_Exercise details_
Where a line holds the word "title", copy it from the records.
========================================
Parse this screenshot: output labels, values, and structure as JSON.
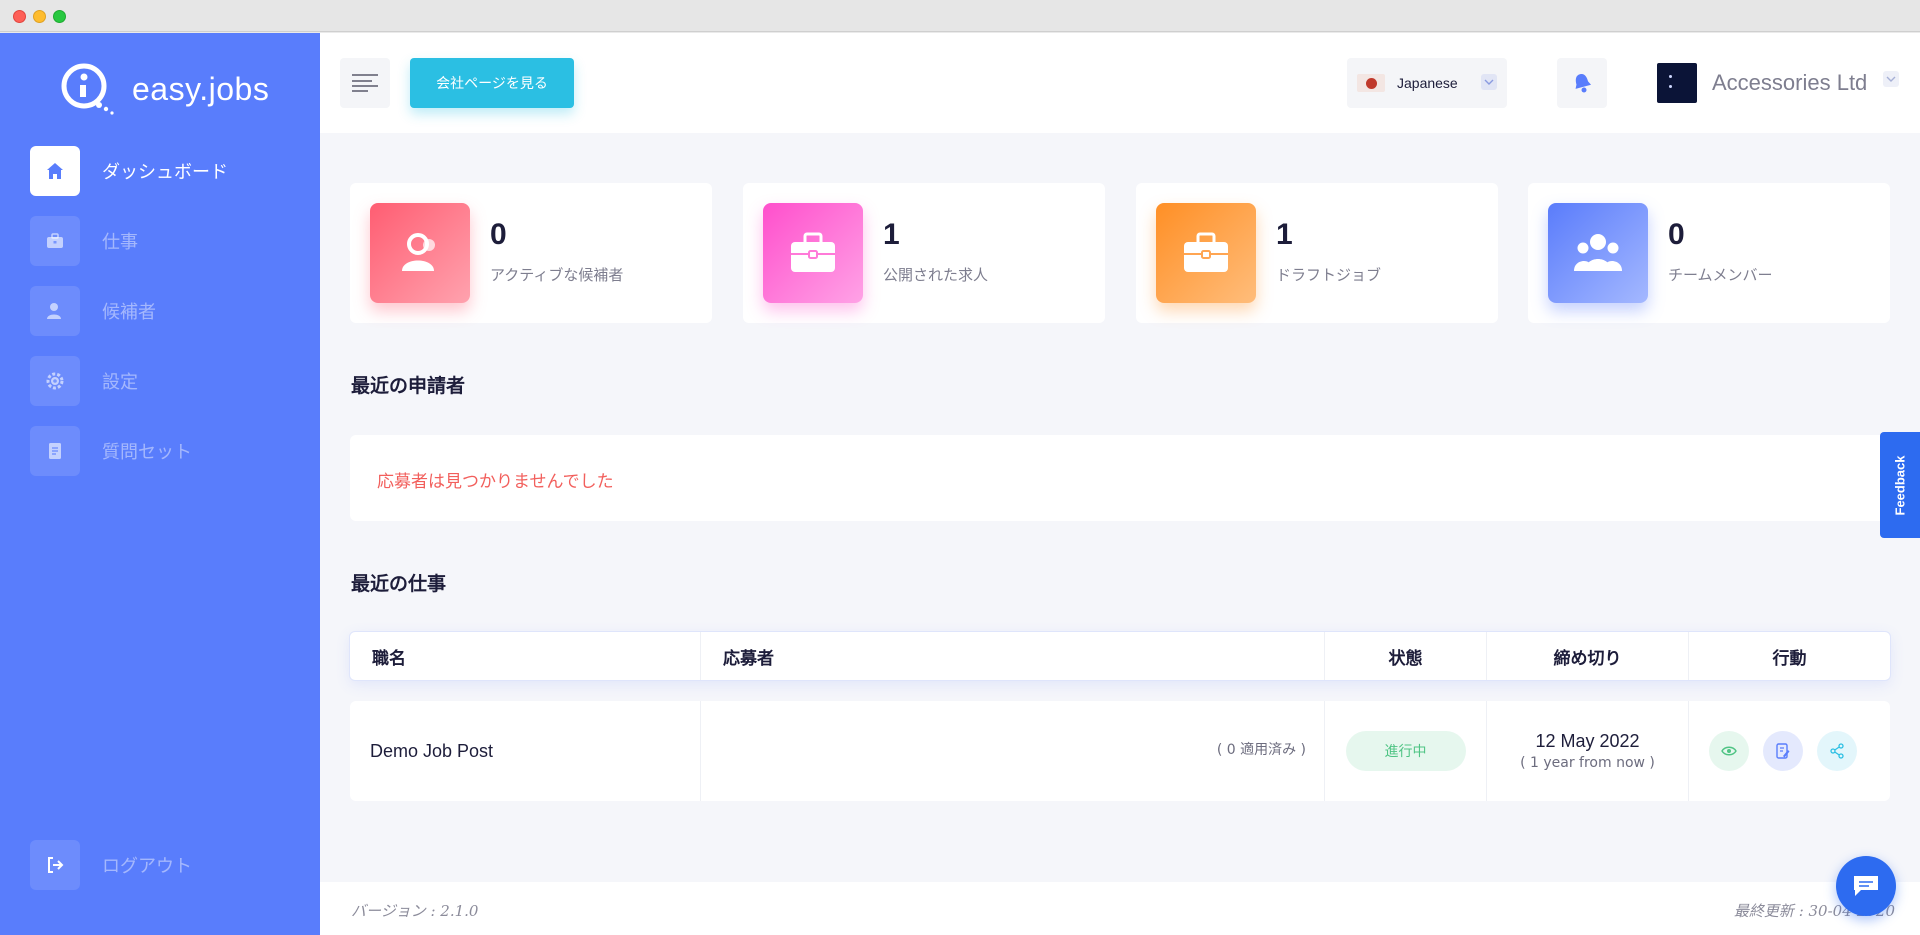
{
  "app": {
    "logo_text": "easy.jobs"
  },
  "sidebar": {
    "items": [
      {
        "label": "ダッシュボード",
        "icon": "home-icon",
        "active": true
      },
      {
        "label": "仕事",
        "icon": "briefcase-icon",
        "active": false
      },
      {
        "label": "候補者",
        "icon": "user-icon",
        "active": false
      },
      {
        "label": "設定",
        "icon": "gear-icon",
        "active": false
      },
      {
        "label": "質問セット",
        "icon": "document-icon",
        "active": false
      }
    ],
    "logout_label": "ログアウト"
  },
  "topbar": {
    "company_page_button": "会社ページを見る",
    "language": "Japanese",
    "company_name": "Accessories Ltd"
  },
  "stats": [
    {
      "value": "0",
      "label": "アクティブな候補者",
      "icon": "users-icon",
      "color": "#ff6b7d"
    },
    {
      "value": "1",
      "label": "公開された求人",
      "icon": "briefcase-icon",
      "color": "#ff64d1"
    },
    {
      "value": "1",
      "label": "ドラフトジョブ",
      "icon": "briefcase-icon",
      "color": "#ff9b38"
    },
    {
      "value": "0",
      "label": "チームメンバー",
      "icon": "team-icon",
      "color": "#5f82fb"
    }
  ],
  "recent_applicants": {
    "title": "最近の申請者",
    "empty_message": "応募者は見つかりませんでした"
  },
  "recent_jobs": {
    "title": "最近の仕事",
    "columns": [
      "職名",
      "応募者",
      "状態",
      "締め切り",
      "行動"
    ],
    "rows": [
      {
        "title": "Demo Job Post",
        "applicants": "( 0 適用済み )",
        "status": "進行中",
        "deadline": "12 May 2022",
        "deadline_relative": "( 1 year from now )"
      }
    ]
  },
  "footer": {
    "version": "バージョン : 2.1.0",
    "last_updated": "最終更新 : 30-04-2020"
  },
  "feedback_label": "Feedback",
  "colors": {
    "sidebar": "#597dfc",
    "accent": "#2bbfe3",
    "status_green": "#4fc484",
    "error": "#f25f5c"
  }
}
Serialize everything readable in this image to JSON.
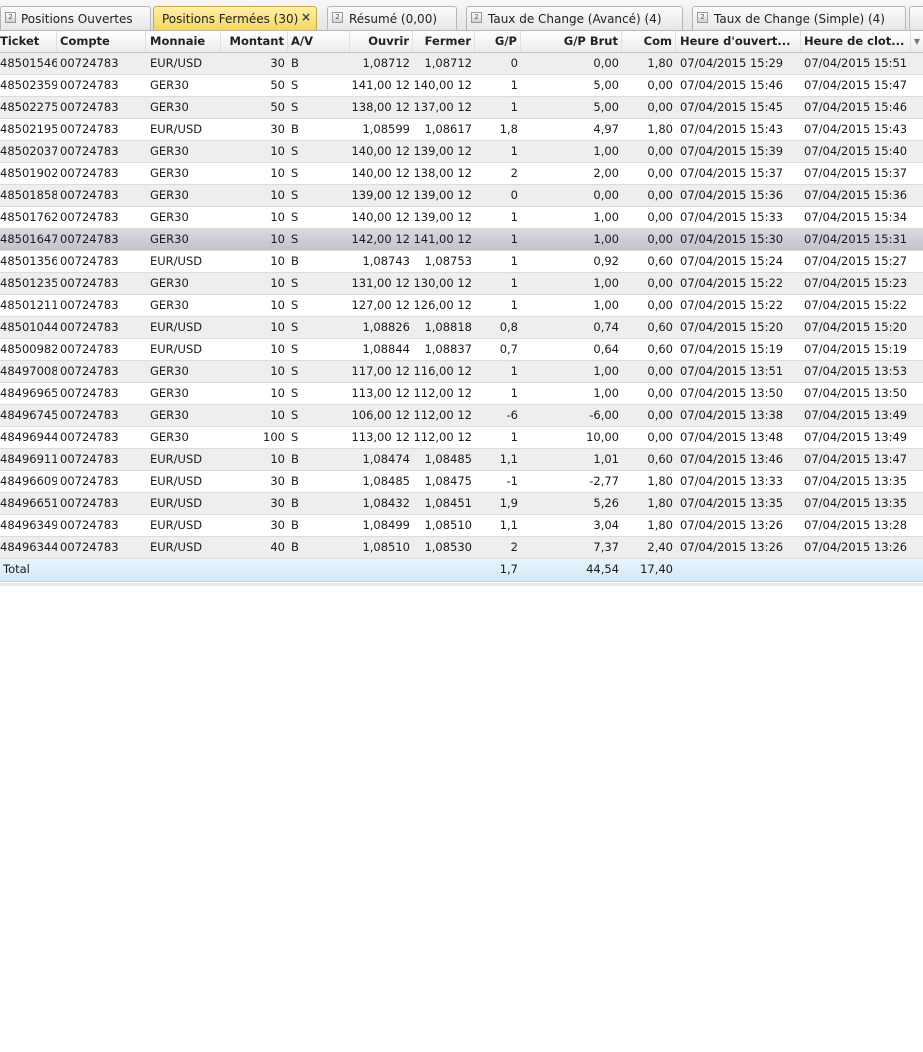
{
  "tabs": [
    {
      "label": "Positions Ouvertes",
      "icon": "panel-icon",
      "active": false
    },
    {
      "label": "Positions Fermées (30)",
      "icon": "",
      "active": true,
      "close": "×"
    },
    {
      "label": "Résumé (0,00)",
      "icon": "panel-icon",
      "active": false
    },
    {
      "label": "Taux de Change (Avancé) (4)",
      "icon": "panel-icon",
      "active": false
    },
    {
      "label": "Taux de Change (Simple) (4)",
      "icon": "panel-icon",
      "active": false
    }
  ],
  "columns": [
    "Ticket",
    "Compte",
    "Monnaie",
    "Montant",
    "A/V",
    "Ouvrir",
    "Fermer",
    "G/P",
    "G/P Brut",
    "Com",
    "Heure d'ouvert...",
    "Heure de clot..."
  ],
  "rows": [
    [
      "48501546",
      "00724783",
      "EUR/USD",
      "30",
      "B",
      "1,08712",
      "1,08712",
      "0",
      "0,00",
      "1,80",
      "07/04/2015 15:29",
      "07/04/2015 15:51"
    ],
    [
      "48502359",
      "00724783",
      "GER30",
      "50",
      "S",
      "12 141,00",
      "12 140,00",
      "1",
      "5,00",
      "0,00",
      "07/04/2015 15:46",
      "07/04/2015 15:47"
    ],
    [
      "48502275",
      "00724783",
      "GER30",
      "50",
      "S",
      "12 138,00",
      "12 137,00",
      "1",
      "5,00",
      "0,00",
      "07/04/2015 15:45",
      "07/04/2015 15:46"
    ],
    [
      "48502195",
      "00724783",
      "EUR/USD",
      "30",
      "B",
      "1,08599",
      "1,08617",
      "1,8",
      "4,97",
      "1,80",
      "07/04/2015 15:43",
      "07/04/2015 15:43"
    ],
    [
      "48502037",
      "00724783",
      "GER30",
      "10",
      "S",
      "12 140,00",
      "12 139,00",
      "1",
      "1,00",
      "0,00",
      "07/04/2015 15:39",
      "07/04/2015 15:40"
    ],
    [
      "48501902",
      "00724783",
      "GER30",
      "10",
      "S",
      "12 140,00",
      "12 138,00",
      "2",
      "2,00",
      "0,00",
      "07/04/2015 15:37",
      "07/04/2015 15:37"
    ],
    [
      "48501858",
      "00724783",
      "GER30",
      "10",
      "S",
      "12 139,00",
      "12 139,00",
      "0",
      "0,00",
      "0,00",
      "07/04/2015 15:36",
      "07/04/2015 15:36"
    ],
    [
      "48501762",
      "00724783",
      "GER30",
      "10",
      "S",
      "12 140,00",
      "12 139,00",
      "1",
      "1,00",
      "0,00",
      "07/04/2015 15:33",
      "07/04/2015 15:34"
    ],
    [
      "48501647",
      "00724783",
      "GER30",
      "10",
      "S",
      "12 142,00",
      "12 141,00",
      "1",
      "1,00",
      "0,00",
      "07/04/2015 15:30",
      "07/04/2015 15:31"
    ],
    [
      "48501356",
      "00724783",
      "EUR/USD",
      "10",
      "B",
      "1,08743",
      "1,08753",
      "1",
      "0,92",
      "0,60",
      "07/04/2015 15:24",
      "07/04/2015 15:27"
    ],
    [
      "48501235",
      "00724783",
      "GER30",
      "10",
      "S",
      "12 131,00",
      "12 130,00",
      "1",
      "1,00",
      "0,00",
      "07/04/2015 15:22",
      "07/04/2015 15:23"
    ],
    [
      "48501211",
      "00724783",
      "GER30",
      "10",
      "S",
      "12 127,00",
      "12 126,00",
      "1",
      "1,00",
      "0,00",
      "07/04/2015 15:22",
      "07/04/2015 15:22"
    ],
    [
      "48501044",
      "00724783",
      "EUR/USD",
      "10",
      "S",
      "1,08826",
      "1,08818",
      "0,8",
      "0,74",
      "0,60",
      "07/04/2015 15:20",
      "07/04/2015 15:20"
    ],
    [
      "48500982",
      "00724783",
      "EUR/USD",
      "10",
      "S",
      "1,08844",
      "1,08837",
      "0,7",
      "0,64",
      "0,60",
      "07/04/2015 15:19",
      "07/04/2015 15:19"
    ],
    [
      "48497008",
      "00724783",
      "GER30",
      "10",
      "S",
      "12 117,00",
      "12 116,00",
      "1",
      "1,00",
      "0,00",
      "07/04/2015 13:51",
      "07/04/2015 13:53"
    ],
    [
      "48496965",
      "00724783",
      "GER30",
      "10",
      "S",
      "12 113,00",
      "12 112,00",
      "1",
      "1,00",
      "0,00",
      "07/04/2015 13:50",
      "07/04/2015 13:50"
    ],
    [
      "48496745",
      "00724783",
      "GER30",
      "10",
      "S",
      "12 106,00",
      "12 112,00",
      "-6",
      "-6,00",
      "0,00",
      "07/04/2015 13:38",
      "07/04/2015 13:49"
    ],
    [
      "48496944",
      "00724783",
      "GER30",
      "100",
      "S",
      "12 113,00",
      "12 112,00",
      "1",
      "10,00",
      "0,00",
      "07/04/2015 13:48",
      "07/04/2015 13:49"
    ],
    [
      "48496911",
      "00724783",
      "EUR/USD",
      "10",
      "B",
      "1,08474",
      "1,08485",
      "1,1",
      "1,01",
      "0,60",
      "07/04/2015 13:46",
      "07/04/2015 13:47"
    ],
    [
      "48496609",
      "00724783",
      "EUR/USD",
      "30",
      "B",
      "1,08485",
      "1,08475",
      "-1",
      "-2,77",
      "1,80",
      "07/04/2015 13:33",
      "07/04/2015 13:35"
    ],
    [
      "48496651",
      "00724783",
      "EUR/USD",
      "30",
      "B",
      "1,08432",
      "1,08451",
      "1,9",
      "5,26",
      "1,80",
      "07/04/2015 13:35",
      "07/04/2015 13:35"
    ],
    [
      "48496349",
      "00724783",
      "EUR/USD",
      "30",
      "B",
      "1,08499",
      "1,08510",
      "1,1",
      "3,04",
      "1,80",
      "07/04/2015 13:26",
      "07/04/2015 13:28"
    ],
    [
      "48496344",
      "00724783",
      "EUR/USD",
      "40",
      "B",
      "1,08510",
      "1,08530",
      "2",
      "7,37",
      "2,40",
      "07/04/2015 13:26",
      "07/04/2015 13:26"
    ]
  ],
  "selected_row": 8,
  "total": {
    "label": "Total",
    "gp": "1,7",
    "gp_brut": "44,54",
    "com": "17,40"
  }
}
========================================
_Written solution_
    "title": "最近の申請者",
    "title": "最近の仕事",
        "title": "Demo Job Post",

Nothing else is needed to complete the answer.